__Brief__: Find the word "Ctrl" in the data below and copy each line that holds it.

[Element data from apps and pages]

-*-

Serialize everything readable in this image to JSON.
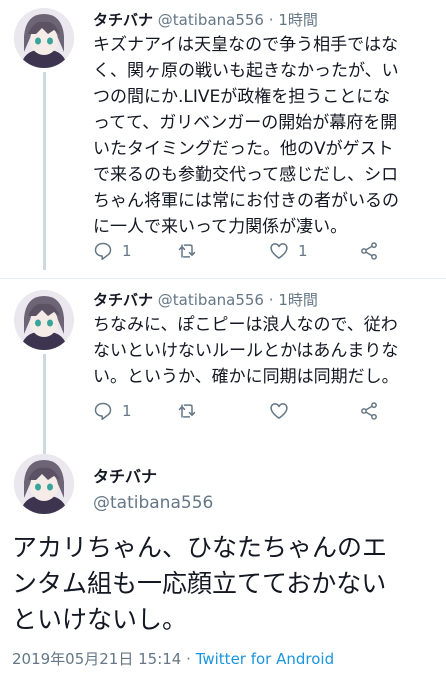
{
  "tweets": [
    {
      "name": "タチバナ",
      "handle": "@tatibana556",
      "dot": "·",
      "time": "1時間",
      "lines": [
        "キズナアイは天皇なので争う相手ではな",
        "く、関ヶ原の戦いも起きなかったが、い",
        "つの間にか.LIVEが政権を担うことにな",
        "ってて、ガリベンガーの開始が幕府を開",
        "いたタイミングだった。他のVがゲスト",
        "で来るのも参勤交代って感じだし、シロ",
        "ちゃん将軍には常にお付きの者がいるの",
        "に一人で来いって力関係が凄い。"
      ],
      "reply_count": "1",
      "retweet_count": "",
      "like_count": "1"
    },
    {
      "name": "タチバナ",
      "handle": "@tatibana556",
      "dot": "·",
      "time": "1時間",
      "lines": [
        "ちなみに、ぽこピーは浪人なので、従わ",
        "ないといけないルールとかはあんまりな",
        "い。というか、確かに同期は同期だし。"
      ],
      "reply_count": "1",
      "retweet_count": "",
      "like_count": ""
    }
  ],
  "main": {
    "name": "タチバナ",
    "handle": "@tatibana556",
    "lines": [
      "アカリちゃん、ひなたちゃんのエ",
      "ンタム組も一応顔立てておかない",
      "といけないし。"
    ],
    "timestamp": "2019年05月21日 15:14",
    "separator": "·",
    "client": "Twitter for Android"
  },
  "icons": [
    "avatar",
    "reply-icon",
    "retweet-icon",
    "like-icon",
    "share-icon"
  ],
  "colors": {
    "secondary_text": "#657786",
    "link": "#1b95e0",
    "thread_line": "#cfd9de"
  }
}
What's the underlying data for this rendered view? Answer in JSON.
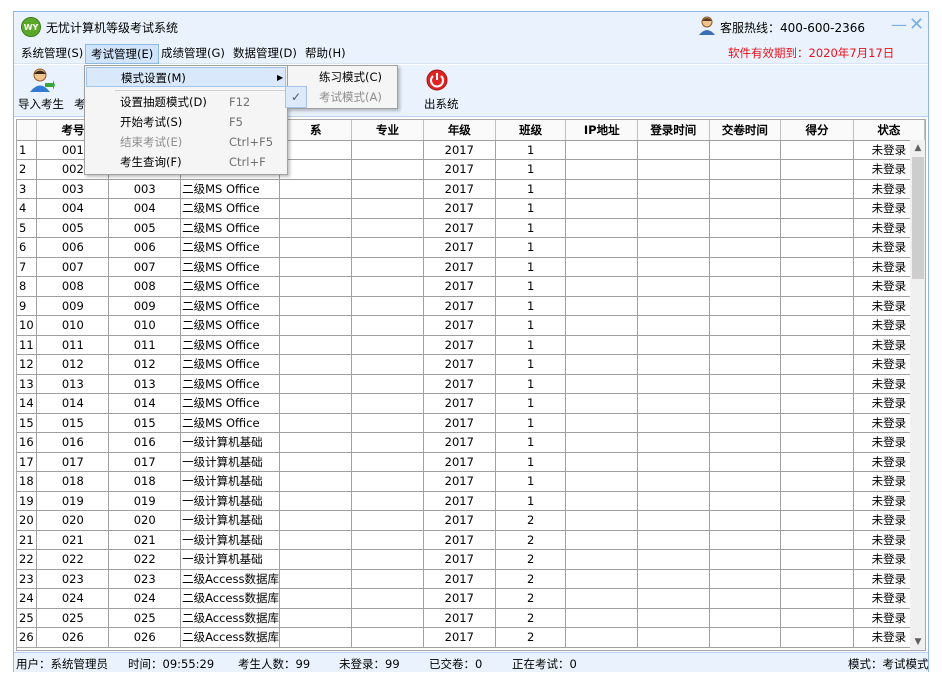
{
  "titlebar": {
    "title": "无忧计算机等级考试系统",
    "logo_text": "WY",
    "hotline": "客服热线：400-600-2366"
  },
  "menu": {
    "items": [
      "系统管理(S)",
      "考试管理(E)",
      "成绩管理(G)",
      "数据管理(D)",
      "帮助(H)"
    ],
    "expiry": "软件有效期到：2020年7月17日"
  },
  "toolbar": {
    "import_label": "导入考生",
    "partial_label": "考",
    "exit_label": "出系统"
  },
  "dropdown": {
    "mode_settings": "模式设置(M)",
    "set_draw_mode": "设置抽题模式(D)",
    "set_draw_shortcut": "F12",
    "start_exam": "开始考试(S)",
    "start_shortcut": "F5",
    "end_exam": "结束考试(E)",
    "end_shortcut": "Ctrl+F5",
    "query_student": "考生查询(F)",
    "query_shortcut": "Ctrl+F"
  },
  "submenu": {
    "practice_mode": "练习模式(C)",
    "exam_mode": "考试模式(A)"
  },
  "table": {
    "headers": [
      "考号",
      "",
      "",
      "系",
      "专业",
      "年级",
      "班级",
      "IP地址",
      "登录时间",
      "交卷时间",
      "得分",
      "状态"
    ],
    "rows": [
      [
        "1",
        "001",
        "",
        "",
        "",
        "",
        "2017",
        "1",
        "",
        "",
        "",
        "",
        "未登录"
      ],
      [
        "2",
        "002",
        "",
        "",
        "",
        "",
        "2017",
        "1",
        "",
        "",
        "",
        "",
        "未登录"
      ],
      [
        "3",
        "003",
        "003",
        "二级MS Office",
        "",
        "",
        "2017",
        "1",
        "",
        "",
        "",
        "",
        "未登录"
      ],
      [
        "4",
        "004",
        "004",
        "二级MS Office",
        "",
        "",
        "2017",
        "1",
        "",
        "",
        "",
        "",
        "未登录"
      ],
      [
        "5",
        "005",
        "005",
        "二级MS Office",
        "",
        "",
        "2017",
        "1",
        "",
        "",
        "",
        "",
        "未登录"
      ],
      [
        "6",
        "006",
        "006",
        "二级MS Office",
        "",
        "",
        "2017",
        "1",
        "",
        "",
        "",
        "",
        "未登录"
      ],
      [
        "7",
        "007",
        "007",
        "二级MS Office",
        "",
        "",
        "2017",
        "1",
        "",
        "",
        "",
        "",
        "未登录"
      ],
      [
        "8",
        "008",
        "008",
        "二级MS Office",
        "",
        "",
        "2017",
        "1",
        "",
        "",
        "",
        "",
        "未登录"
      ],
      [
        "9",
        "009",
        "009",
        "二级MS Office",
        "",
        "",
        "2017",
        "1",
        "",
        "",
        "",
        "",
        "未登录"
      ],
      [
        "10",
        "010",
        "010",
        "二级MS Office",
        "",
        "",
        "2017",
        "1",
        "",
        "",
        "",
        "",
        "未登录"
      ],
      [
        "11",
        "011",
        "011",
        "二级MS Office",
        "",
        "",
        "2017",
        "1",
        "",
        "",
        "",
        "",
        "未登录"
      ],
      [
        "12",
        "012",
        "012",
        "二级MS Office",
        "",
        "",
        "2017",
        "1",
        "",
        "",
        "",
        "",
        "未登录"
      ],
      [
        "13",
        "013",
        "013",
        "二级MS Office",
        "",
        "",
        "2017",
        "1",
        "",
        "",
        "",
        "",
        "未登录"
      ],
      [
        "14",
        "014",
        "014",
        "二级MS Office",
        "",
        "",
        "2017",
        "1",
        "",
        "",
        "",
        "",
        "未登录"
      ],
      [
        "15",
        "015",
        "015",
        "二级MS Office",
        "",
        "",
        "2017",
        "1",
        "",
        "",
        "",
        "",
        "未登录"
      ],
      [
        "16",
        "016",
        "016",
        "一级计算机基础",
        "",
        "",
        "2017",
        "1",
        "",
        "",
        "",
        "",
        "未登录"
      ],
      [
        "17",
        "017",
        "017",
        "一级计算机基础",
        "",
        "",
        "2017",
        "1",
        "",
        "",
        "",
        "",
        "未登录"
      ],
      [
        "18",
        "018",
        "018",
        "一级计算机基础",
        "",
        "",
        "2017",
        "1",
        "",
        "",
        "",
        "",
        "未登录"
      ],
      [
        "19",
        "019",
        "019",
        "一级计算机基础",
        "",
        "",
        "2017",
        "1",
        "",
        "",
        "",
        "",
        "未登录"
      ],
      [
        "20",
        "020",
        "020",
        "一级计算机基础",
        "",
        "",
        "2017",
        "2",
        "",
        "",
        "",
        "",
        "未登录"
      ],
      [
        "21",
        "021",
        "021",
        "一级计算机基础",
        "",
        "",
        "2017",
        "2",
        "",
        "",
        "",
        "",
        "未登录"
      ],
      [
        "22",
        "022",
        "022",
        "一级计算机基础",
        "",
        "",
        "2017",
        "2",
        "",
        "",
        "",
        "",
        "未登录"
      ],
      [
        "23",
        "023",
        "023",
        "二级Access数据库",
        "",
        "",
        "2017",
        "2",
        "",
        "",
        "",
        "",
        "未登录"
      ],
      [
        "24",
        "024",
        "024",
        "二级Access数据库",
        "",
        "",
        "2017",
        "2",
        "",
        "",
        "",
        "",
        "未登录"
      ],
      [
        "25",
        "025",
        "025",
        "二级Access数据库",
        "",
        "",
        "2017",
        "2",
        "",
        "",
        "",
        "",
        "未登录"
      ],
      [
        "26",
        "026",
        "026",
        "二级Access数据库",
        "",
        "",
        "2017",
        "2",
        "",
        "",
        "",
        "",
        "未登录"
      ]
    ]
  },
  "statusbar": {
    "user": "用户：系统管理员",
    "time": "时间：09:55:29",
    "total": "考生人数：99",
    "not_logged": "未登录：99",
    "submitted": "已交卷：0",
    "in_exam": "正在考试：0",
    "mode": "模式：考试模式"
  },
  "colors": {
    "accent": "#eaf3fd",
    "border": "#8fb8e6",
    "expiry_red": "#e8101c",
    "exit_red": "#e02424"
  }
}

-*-

__Response__:
    "end_shortcut": "Ctrl+F5",
    "query_shortcut": "Ctrl+F"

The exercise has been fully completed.